As you tread the stones of Pioneer Square, ghosts of 19th-century commerce seem to reach up from the subterranean labyrinth of underground Seattle. While traffic honks and heaves around you, ancient and weary eyes seem to stare out from the upper windows of the stone Romanesque buildings that loom overhead.

Turn the corner at South Main Street and the south spur of Second Avenue, and you’ll step into an unexpected pocket of pastoral peace, where lush ferns and flowers grow rampant and torrents of cool water tumble down a 22-foot waterfall to splash onto granite boulders.

This little half-acre escape was created in 1977 (and rededicated in 2007) on the spot where two teenage entrepreneurs created what would grow into UPS. In 1907, a noisy saloon operated on this spot. The basement of that saloon was where Jim Casey and Claude Ryan opened the American Messenger Co., using a $100 loan, on the morning of Aug. 28.

Waterfall Garden Park, Seattle (Photo by Al Kemp)
Waterfall Garden Park, Seattle (Photo by Al Kemp)

In an age when phones were scarce, the young company ran errands and delivered messages on bicycle. Young Jim soon hired other teens and the firm prospered in Pioneer Square and the city of Seattle. It didn’t become known as UPS until 1919 when the business relocated to Oakland, California – the first of many relocations and expansions in the ensuing century as the firm embraced one new technology after another to grow into a giant in the world of shipping, logistics and freight.

The pocket park has plenty of nooks and a few small tables where visitors can find respite from the daily grind of living or working in the city. A glance straight up affords an unobstructed view of pure blue sky and the spreading contrails of a single jet passing miles above.

It is a perfect opportunity to ponder these facts about the UPS of today:
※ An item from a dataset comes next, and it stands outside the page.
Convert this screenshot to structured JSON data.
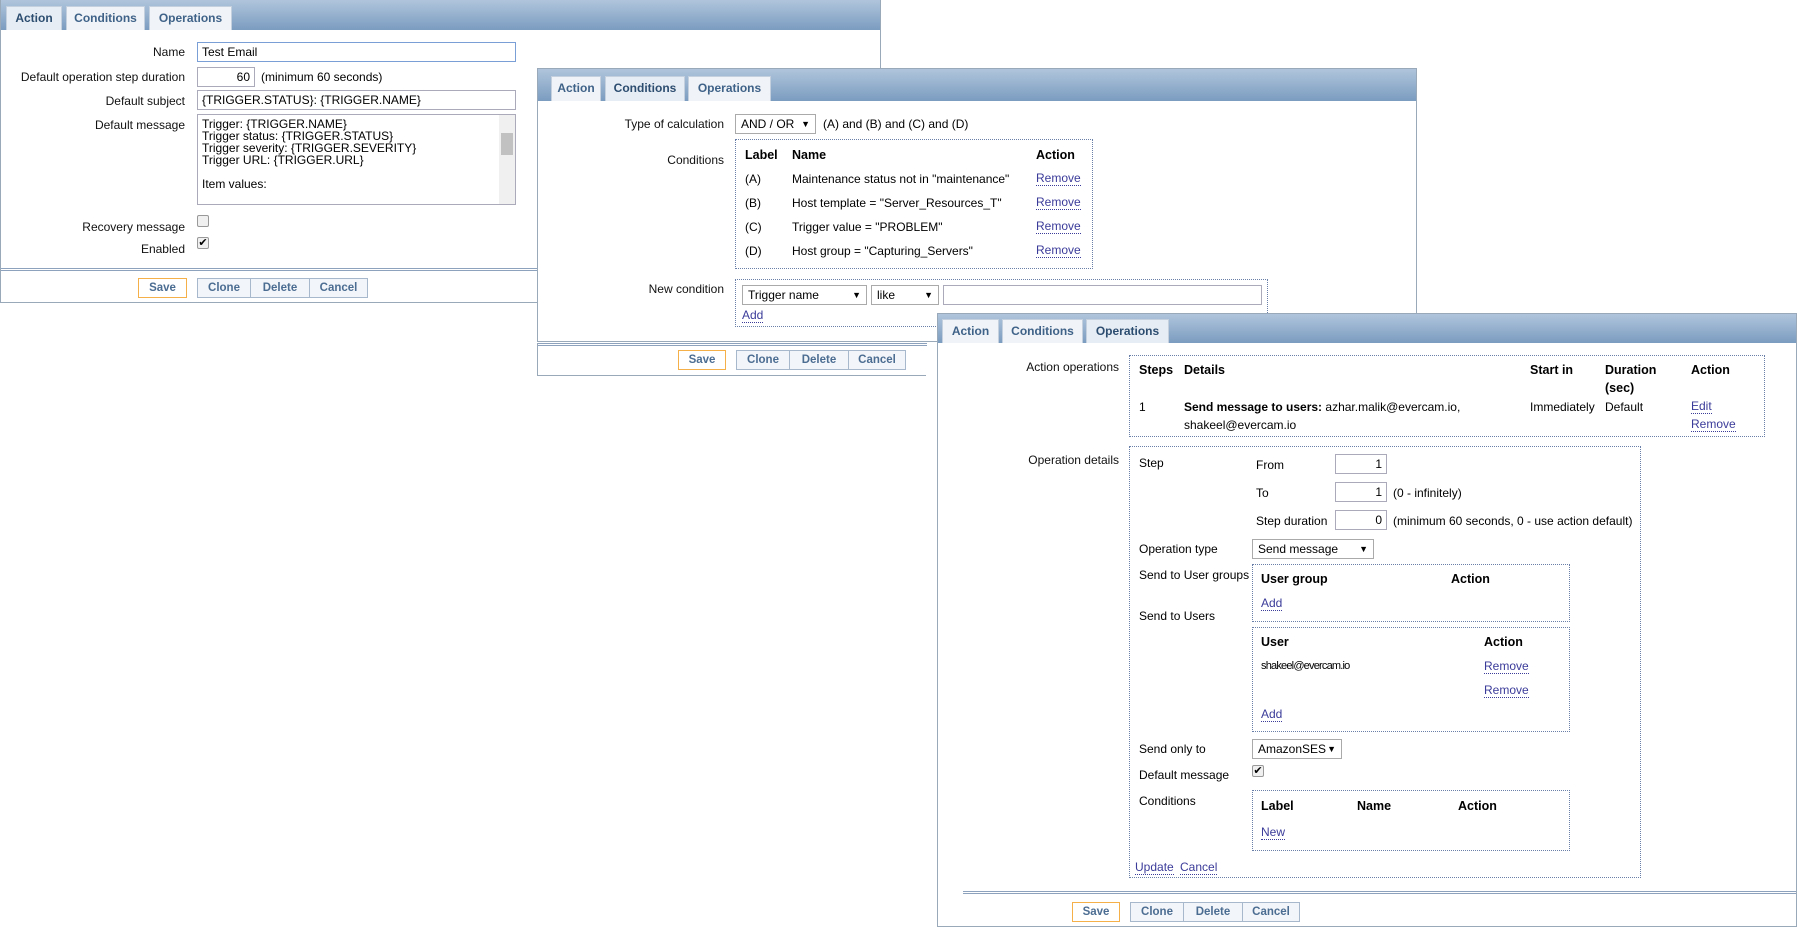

  • If that passing plane belongs to UPS, it is part of a fleet that delivers 2.6 million packages and documents every day in the United States.
  • The UPS air fleet comprises 237 short-term leased or chartered aircraft.
  • The company delivers to every single address in North America and Europe.
  • The company’s 2015 revenue topped $58 billion.
  • The company employs 444,000 workers (362,000 U.S.; 82,000 international).
  • Over 70 percent of senior-level employees started out as package handlers.
  • The 2015 delivery volume was 4.7 billion packages and documents.
  • UPS delivers to more than 220 countries and territories.
  • The ground delivery fleet comprises 104,926 package cars, vans, tractors, motorcycles, including more than 7,200 alternative-fuel and advanced-technology vehicles.
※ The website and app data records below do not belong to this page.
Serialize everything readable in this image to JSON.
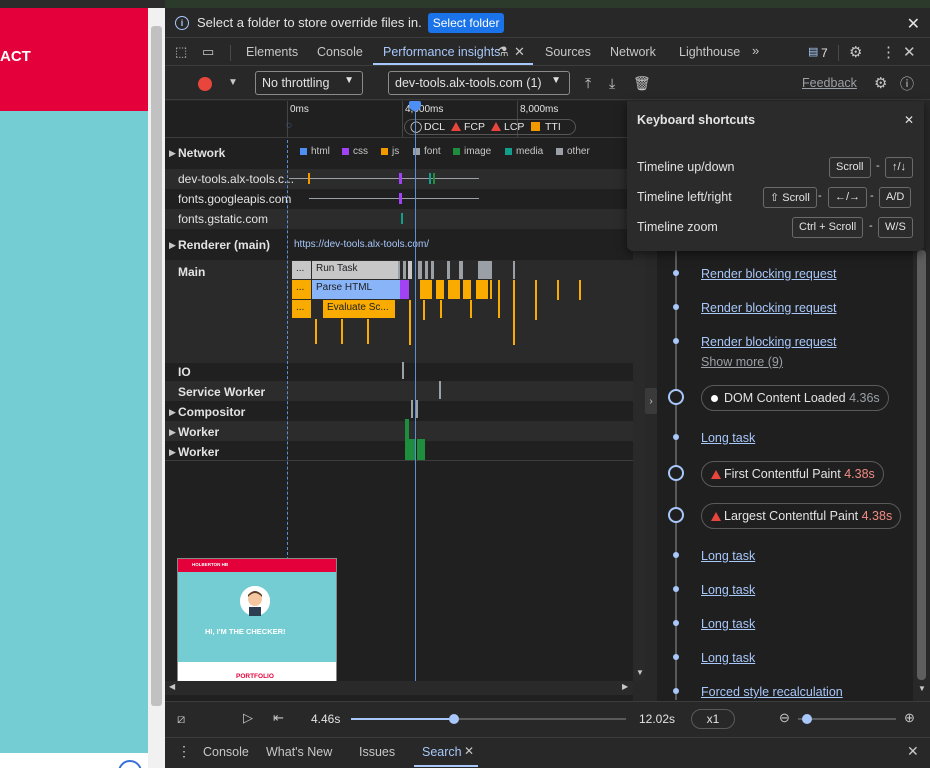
{
  "page": {
    "hero_text": "ACT"
  },
  "infobar": {
    "text": "Select a folder to store override files in.",
    "button": "Select folder"
  },
  "tabs": [
    "Elements",
    "Console",
    "Performance insights",
    "Sources",
    "Network",
    "Lighthouse"
  ],
  "issues_count": "7",
  "toolbar": {
    "throttling": "No throttling",
    "recording": "dev-tools.alx-tools.com (1)",
    "feedback": "Feedback"
  },
  "ruler": {
    "t0": "0ms",
    "t1": "4,000ms",
    "t2": "8,000ms",
    "markers": [
      "DCL",
      "FCP",
      "LCP",
      "TTI"
    ]
  },
  "network": {
    "label": "Network",
    "legend": [
      "html",
      "css",
      "js",
      "font",
      "image",
      "media",
      "other"
    ],
    "legend_colors": [
      "#4e8ff5",
      "#a142f4",
      "#f29900",
      "#9aa0a6",
      "#1e8e3e",
      "#129e8a",
      "#9aa0a6"
    ],
    "hosts": [
      "dev-tools.alx-tools.c...",
      "fonts.googleapis.com",
      "fonts.gstatic.com"
    ]
  },
  "renderer": {
    "label": "Renderer (main)",
    "url": "https://dev-tools.alx-tools.com/"
  },
  "tracks": {
    "main": "Main",
    "io": "IO",
    "service_worker": "Service Worker",
    "compositor": "Compositor",
    "worker1": "Worker",
    "worker2": "Worker"
  },
  "tasks": {
    "run": "Run Task",
    "parse": "Parse HTML",
    "eval": "Evaluate Sc...",
    "dots": "..."
  },
  "thumbnail": {
    "brand": "HOLBERTON HB",
    "title": "HI, I'M THE CHECKER!",
    "portfolio": "PORTFOLIO"
  },
  "shortcuts": {
    "title": "Keyboard shortcuts",
    "rows": [
      {
        "label": "Timeline up/down",
        "keys": [
          "Scroll",
          "↑/↓"
        ]
      },
      {
        "label": "Timeline left/right",
        "keys": [
          "⇧ Scroll",
          "←/→",
          "A/D"
        ]
      },
      {
        "label": "Timeline zoom",
        "keys": [
          "Ctrl + Scroll",
          "W/S"
        ]
      }
    ]
  },
  "insights": {
    "render_blocking": "Render blocking request",
    "show_more": "Show more (9)",
    "dcl": {
      "label": "DOM Content Loaded",
      "time": "4.36s"
    },
    "long_task": "Long task",
    "fcp": {
      "label": "First Contentful Paint",
      "time": "4.38s"
    },
    "lcp": {
      "label": "Largest Contentful Paint",
      "time": "4.38s"
    },
    "forced": "Forced style recalculation"
  },
  "playback": {
    "current": "4.46s",
    "total": "12.02s",
    "speed": "x1",
    "progress_fraction": 0.37
  },
  "drawer": {
    "items": [
      "Console",
      "What's New",
      "Issues",
      "Search"
    ]
  }
}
UPS announced on Sept. 14 that it expects to hire about 95,000 seasonal employees to support the anticipated increase in package volume that will begin in November and continue through January 2017.

The full- and part-time seasonal positions – primarily package handlers, drivers and driver-helpers – have long been an entry point for permanent employment at UPS. Many senior UPS executives, including CEO David Abney and three other members of the company’s Management Committee, started their UPS careers as part-time employees.

From the 2012 through 2014 holiday seasons, over 37 percent of the people UPS hired for seasonal package handler jobs were later hired in a permanent position when the holidays were over.

Happy shipping!

If you’re ready to get what you want out of your job – out of your life – the smart route is at UPS, a Fortune 50 organization with opportunities that will help you go as far as your ambition will take you.